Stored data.
#####

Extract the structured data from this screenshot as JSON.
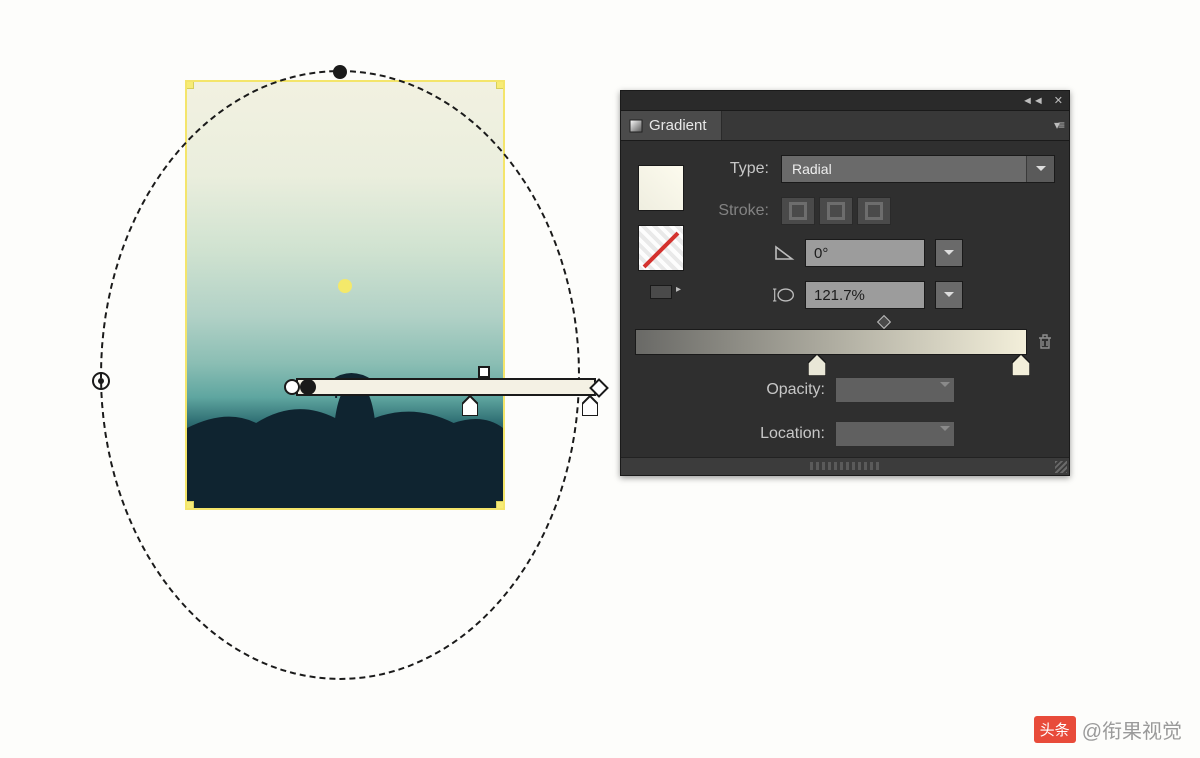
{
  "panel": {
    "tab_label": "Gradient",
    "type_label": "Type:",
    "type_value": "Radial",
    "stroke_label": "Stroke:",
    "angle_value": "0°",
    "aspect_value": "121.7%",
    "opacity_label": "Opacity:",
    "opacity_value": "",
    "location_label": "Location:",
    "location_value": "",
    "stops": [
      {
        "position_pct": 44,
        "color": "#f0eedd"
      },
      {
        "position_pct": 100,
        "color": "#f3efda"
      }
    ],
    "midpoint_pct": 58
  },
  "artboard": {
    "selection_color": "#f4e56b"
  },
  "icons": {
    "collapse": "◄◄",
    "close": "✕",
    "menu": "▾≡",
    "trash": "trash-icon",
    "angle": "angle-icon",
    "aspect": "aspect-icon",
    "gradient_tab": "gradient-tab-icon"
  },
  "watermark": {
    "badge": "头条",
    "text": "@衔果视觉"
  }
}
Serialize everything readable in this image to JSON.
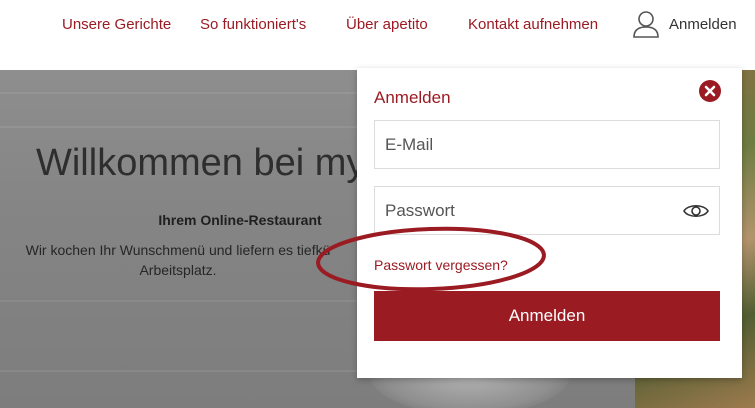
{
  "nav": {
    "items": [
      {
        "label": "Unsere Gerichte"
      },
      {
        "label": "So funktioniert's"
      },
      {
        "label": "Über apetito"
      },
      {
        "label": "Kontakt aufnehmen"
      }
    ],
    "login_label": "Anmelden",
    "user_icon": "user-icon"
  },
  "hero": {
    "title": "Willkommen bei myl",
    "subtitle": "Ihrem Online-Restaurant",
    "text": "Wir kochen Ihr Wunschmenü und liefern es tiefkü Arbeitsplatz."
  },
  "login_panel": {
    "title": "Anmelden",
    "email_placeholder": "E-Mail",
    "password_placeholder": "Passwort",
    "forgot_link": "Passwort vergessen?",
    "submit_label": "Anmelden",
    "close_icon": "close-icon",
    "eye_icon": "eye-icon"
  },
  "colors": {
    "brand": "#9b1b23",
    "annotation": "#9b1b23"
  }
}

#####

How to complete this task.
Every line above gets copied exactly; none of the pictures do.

Reply.
Extract the structured data from this screenshot as JSON.
{
  "panel": {
    "tab_label": "Gradient",
    "type_label": "Type:",
    "type_value": "Radial",
    "stroke_label": "Stroke:",
    "angle_value": "0°",
    "aspect_value": "121.7%",
    "opacity_label": "Opacity:",
    "opacity_value": "",
    "location_label": "Location:",
    "location_value": "",
    "stops": [
      {
        "position_pct": 44,
        "color": "#f0eedd"
      },
      {
        "position_pct": 100,
        "color": "#f3efda"
      }
    ],
    "midpoint_pct": 58
  },
  "artboard": {
    "selection_color": "#f4e56b"
  },
  "icons": {
    "collapse": "◄◄",
    "close": "✕",
    "menu": "▾≡",
    "trash": "trash-icon",
    "angle": "angle-icon",
    "aspect": "aspect-icon",
    "gradient_tab": "gradient-tab-icon"
  },
  "watermark": {
    "badge": "头条",
    "text": "@衔果视觉"
  }
}
Serialize everything readable in this image to JSON.
{
  "nav": {
    "items": [
      {
        "label": "Unsere Gerichte"
      },
      {
        "label": "So funktioniert's"
      },
      {
        "label": "Über apetito"
      },
      {
        "label": "Kontakt aufnehmen"
      }
    ],
    "login_label": "Anmelden",
    "user_icon": "user-icon"
  },
  "hero": {
    "title": "Willkommen bei myl",
    "subtitle": "Ihrem Online-Restaurant",
    "text": "Wir kochen Ihr Wunschmenü und liefern es tiefkü Arbeitsplatz."
  },
  "login_panel": {
    "title": "Anmelden",
    "email_placeholder": "E-Mail",
    "password_placeholder": "Passwort",
    "forgot_link": "Passwort vergessen?",
    "submit_label": "Anmelden",
    "close_icon": "close-icon",
    "eye_icon": "eye-icon"
  },
  "colors": {
    "brand": "#9b1b23",
    "annotation": "#9b1b23"
  }
}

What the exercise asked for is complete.